The history of alcoholic beverages goes back to mankind’s earliest days, as the development of agriculture blossomed. With the discovery and growth of crops such as wheat, barley and oats, the natural evolution of agriculture was utilization of these and other grains in the production of breads. Every group of humans who developed agriculture with grains developed a form of bread.
From bread production; that unique combination of flour and yeast created bread, but taught the bakers of the time the process of fermentation. Brewing beer was a direct result of the creation of bread and farming of grain.
Early wines were little more than sour grape juice in early times. Depending on the natural sugars of the fruit, the level of natural fermentation would determine the natural production of alcohol. In the arid regions of the Middle East, the cradle of civilization, sugar production is low compared to grapes grown in more temperate climes. As people studied this natural fermentation, the production of wines became an organized part of agriculture.
As far back as the fourth century B.C. Aristotle suggested the possibility of spirits when he wrote: “Seawater can be made potable by distillation as well and wine and other liquids can be submitted to the same process” But this insight does not seem to have been pursued until the eighth or ninth century AD.
Originally, beers and wines were crudely produced, until the process of distillation came about. Distillation is a very old technique, which was, used by the Chinese 3000 years BC, the East Indians 2500 years BC, the Egyptians 2000 years BC, the Greeks1000 years BC, and the Romans 200 years BC. In the beginning, all of the above cultures produced a liquid, later called alcohol by the Arabs, which was used for medicinal purposes and to make perfumes.
The principal food crops of ancient Egypt, barley and emmer, were used to make beer and bread, the main staples of the Egyptian diet. Grains were harvested and stored in granaries until ready to be processed. The quantities harvested each season far exceeded the needs of the country, so much was exported to neighbouring countries, providing a rich source of income for the Egyptian treasury.

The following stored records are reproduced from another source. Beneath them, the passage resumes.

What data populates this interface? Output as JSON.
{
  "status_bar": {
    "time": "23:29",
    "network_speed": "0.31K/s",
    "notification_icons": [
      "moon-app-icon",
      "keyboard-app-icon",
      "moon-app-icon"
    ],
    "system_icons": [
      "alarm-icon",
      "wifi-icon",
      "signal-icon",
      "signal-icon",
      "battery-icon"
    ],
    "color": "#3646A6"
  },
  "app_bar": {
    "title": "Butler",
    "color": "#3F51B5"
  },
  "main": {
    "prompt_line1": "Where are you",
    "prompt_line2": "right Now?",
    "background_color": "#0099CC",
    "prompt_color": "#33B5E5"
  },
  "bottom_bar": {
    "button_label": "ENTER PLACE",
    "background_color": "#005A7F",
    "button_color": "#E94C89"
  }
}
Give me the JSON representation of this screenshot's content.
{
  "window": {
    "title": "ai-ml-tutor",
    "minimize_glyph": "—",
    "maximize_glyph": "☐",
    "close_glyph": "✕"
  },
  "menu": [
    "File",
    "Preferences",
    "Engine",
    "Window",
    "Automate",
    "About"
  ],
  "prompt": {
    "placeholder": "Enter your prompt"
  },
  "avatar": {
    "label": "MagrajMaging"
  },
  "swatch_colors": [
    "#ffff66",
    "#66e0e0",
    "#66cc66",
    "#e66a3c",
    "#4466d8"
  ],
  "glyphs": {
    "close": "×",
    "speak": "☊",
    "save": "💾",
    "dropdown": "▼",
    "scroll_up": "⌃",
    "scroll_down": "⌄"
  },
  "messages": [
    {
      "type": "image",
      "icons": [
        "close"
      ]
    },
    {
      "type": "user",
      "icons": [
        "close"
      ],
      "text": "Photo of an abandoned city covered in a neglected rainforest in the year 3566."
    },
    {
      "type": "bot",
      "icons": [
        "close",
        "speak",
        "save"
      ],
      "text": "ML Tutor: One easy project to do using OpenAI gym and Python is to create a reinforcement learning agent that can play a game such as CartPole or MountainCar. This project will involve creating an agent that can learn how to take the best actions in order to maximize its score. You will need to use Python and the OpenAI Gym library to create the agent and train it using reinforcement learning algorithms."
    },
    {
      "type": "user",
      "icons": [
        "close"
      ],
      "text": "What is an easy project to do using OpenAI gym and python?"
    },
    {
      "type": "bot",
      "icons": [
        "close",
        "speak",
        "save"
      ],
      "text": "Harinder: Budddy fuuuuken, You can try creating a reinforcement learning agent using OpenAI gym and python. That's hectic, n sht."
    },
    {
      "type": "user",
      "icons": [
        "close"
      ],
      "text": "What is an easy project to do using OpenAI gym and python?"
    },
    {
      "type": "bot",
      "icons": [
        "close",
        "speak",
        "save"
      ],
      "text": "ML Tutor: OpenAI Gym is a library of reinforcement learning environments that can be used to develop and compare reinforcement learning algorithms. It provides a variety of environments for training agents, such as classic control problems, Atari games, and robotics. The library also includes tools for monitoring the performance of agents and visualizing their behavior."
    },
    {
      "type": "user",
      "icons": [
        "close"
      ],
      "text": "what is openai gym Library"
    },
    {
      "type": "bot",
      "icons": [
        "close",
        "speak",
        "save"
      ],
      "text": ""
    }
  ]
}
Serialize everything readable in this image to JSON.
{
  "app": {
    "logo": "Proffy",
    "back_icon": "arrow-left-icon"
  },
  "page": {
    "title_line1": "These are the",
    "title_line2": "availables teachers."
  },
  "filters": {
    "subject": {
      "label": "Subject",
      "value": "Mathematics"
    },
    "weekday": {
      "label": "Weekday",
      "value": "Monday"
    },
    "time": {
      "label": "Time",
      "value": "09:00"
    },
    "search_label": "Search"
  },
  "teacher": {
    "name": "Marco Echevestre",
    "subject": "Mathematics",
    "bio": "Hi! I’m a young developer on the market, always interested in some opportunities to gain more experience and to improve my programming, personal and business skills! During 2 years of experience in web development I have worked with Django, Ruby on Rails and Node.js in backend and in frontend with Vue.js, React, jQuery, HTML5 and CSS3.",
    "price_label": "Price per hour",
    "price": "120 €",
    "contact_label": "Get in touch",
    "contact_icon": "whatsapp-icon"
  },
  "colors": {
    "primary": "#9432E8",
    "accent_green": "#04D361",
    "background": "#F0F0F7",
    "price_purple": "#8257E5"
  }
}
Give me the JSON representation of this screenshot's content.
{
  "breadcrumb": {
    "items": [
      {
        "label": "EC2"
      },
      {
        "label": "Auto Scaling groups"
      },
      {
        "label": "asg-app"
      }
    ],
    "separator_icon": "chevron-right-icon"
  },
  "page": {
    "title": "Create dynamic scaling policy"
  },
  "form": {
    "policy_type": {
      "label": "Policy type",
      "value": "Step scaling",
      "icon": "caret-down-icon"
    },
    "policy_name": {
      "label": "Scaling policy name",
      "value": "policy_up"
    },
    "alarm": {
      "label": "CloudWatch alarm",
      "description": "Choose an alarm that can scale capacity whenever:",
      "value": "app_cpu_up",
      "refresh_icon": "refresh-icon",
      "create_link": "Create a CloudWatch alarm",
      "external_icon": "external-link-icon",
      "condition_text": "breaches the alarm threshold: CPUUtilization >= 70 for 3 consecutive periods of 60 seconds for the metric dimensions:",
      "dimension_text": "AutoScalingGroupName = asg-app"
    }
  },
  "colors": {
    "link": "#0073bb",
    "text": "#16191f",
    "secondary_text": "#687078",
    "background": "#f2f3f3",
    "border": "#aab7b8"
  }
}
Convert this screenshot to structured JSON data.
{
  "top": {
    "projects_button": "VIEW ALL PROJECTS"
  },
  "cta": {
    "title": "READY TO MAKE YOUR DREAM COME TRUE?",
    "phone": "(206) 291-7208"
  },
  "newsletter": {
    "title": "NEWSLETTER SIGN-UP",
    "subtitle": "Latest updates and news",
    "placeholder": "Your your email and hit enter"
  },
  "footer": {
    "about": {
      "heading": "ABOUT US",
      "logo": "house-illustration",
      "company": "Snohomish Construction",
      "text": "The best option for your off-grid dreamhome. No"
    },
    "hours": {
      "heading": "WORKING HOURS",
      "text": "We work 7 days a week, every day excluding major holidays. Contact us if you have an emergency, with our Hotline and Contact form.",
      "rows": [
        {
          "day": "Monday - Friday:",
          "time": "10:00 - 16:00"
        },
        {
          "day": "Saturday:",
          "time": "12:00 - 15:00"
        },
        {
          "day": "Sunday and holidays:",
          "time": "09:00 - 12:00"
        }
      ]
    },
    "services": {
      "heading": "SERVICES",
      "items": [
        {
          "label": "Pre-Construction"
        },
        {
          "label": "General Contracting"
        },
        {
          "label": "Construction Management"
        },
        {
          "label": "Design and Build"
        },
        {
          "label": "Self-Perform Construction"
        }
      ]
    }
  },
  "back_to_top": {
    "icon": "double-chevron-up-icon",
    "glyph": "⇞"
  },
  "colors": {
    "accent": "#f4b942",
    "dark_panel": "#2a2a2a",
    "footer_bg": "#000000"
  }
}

By the sixth century AD, the Arabs had started to invade Europe and at the same time released the technique of distillation. Alchemists and monks progressively improved both the technique and the distillation equipment.
In 1250, Arnaud de Villeneuve was the first to distill wines in France; he called the product, which resulted from this process, eau-de-vie or Water Of life. He attributed to it the virtue of prolonging life.
Today, the pot still used in the Cognac area is known as an alambic. “Ambix” is a Greek word defined as a vase with a small opening. This vase was part of the distillation equipment. Initially, the Arabs changed the word “Ambix” to “Ambic’ and called the distillation equipment “Al Ambic.” Later in Europe, the word was changed to alambic. The Dutch, French, Irish, Scottish, and others started producing distilled spirits around the 15th and the 16th century. They created gin (Holland), whiskey (Scotland and Ireland), Armagnac (France), and Cognac (France).
If the capacity of the still depended on the purpose of the distillation, then the shape was related to the country that used the distillation equipment. In the Cognac region around 1600, the Chevalier of Croix Marron perfected the eau-de-vie through double distillation. In France, Chaptal (1780) and Adam (1805) dramatically improved the efficiency of distillation and gave the alambic its final design. The Cognac makers, continually seeking to obtain the best quality for their Cognac, brought both the Alambic design and the double distillation methods to the peak of perfection.
In North America, Bourbons and whiskies were first produced around 1750. In the booklet America Brandy Land, published by the California Brandy Advisory Board, the Mission San Fernando produced around 2000 barrels of brandy during the 1830s. Father Duran, the brandy maker at Mission Santa Barbara, produced brandy double distillation.
Progressively during the 1950s, most of brandy producers gave up distilling. Those who continued to distill preferred use of the column still because of its ability to produce a brandy compatible to the consumer trend.
During the last few decades, in California, one has noticed the American palate becoming more and more educated and ready for sophisticated products. At the same time, many wines and sparkling wines have reached a very high level of quality and are recognized as world-class products. In the 1980s, well-established and new brandy producers decided the time had come to develop a more complex California brandy. Today, if one produces a brandy using an ‘alambic” and the Cognac distillation method, the brandy can be called Alambic brandy.